Bayonetta 3: PlatinumGames continues to work on this long-awaited third part, which will arrive in 2022 for Nintendo Switch. We expect new types of gameplay. Bayonetta 3 will bring with it new types of gameplay that we haven’t seen in the previous two installments. The PlatinumGames video game continues in development, a development that they hope to finish this same 2022 for its premiere on Nintendo Switch at some point in the current calendar; Although there is still no specific date. The Japanese studio has confirmed to IGN in the voice of its president and vice president, Atsushi Inaba and Hideki Kamiya, new details of the project.
“If you see the trailer we released in September, I hope that will reassure you that we’ve been working hard on development, and also show you that there are a lot of new elements in this game that weren’t in Bayonetta 1 and 2,” says Kamiya, acknowledging the mysterious component of the first Bayonetta 3 trailer released last September.
In particular, he is aware that some fans were “confused” with how different the first Bayonetta 3 trailer was, due to its color palette and some types of enemies. “I think the fact that we were able to pull off this teaser in the trailer shows that the new game has its own color. Bayonetta 3 looks a bit different, and includes some new types of gameplay”, he ends without specifying, making it clear that “it will be a very Bayonetta-style Bayonetta game”.
Bayonetta 3 and the new mechanics of the Demon Slave
According to Hideki Kamiya, executive director of Bayonetta 3, it is recommended to first play the two previous installments of Bayonet to fully understand this third part. He is written with that in mind, although he acknowledges that it’s okay if we’re new to the series: “If you’ve played Bayonetta and Bayonetta 2 you’ll find it even more interesting. So I hope you [play them to] prepare for the third game”, commented the founding member of PlatinumGames.

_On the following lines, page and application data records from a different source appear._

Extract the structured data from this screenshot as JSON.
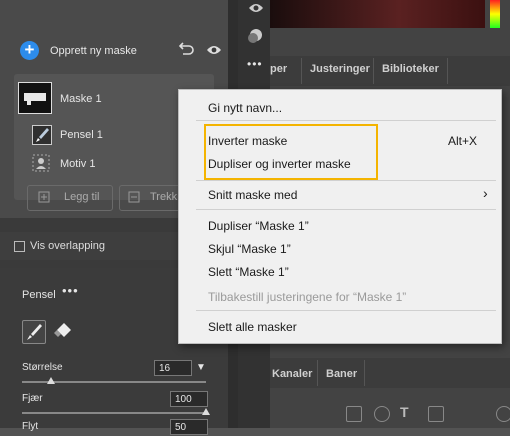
{
  "masks_panel": {
    "create_label": "Opprett ny maske",
    "mask_label": "Maske 1",
    "pensel_row": "Pensel 1",
    "motiv_row": "Motiv 1",
    "add_button": "Legg til",
    "subtract_button": "Trekk",
    "overlay_label": "Vis overlapping"
  },
  "brush": {
    "title": "Pensel",
    "more": "•••",
    "size_label": "Størrelse",
    "size_value": "16",
    "size_level": 16,
    "feather_label": "Fjær",
    "feather_value": "100",
    "feather_level": 100,
    "flow_label": "Flyt",
    "flow_value": "50"
  },
  "toolbar": {
    "more": "•••"
  },
  "tabs": {
    "top": [
      "per",
      "Justeringer",
      "Biblioteker"
    ],
    "bottom": [
      "Kanaler",
      "Baner"
    ]
  },
  "context_menu": {
    "rename": "Gi nytt navn...",
    "invert": "Inverter maske",
    "invert_shortcut": "Alt+X",
    "duplicate_invert": "Dupliser og inverter maske",
    "intersect": "Snitt maske med",
    "intersect_arrow": "›",
    "duplicate": "Dupliser “Maske 1”",
    "hide": "Skjul “Maske 1”",
    "delete": "Slett “Maske 1”",
    "reset": "Tilbakestill justeringene for “Maske 1”",
    "delete_all": "Slett alle masker"
  },
  "colors": {
    "accent": "#2d8ceb",
    "highlight_box": "#f4b400"
  }
}
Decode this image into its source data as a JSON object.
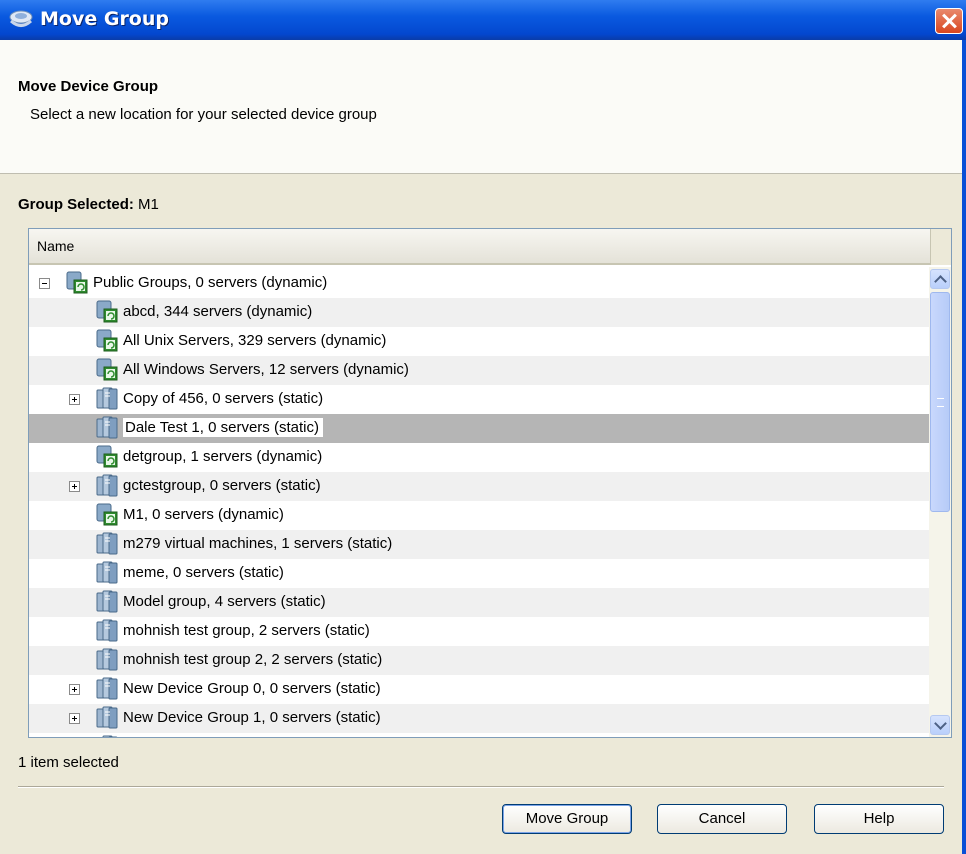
{
  "window": {
    "title": "Move Group",
    "icon": "device-group-icon",
    "close_icon": "close-icon"
  },
  "header": {
    "title": "Move Device Group",
    "subtitle": "Select a new location for your selected device group"
  },
  "selection": {
    "label": "Group Selected:",
    "value": "M1"
  },
  "tree": {
    "column_header": "Name",
    "rows": [
      {
        "label": "Public Groups, 0 servers (dynamic)",
        "type": "dynamic",
        "expander": "minus",
        "depth": 0,
        "selected": false
      },
      {
        "label": "abcd, 344 servers (dynamic)",
        "type": "dynamic",
        "expander": "none",
        "depth": 1,
        "selected": false
      },
      {
        "label": "All Unix Servers, 329 servers (dynamic)",
        "type": "dynamic",
        "expander": "none",
        "depth": 1,
        "selected": false
      },
      {
        "label": "All Windows Servers, 12 servers (dynamic)",
        "type": "dynamic",
        "expander": "none",
        "depth": 1,
        "selected": false
      },
      {
        "label": "Copy of 456, 0 servers (static)",
        "type": "static",
        "expander": "plus",
        "depth": 1,
        "selected": false
      },
      {
        "label": "Dale Test 1, 0 servers (static)",
        "type": "static",
        "expander": "none",
        "depth": 1,
        "selected": true
      },
      {
        "label": "detgroup, 1 servers (dynamic)",
        "type": "dynamic",
        "expander": "none",
        "depth": 1,
        "selected": false
      },
      {
        "label": "gctestgroup, 0 servers (static)",
        "type": "static",
        "expander": "plus",
        "depth": 1,
        "selected": false
      },
      {
        "label": "M1, 0 servers (dynamic)",
        "type": "dynamic",
        "expander": "none",
        "depth": 1,
        "selected": false
      },
      {
        "label": "m279 virtual machines, 1 servers (static)",
        "type": "static",
        "expander": "none",
        "depth": 1,
        "selected": false
      },
      {
        "label": "meme, 0 servers (static)",
        "type": "static",
        "expander": "none",
        "depth": 1,
        "selected": false
      },
      {
        "label": "Model group, 4 servers (static)",
        "type": "static",
        "expander": "none",
        "depth": 1,
        "selected": false
      },
      {
        "label": "mohnish test group, 2 servers (static)",
        "type": "static",
        "expander": "none",
        "depth": 1,
        "selected": false
      },
      {
        "label": "mohnish test group 2, 2 servers (static)",
        "type": "static",
        "expander": "none",
        "depth": 1,
        "selected": false
      },
      {
        "label": "New Device Group 0, 0 servers (static)",
        "type": "static",
        "expander": "plus",
        "depth": 1,
        "selected": false
      },
      {
        "label": "New Device Group 1, 0 servers (static)",
        "type": "static",
        "expander": "plus",
        "depth": 1,
        "selected": false
      },
      {
        "label": "",
        "type": "static",
        "expander": "none",
        "depth": 1,
        "selected": false
      }
    ]
  },
  "status": {
    "text": "1 item selected"
  },
  "buttons": {
    "move": "Move Group",
    "cancel": "Cancel",
    "help": "Help"
  },
  "colors": {
    "titlebar": "#0a5ae0",
    "selected_row": "#b5b5b5",
    "alt_row": "#f0f0f0",
    "dialog_bg": "#ece9d8"
  }
}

Kamiya himself believes that the title will exceed our expectations; if they weren’t already high enough. “All of us who work on it have burned with the desire to show it,” he was honest last September, aware that years had passed since the last time we saw him.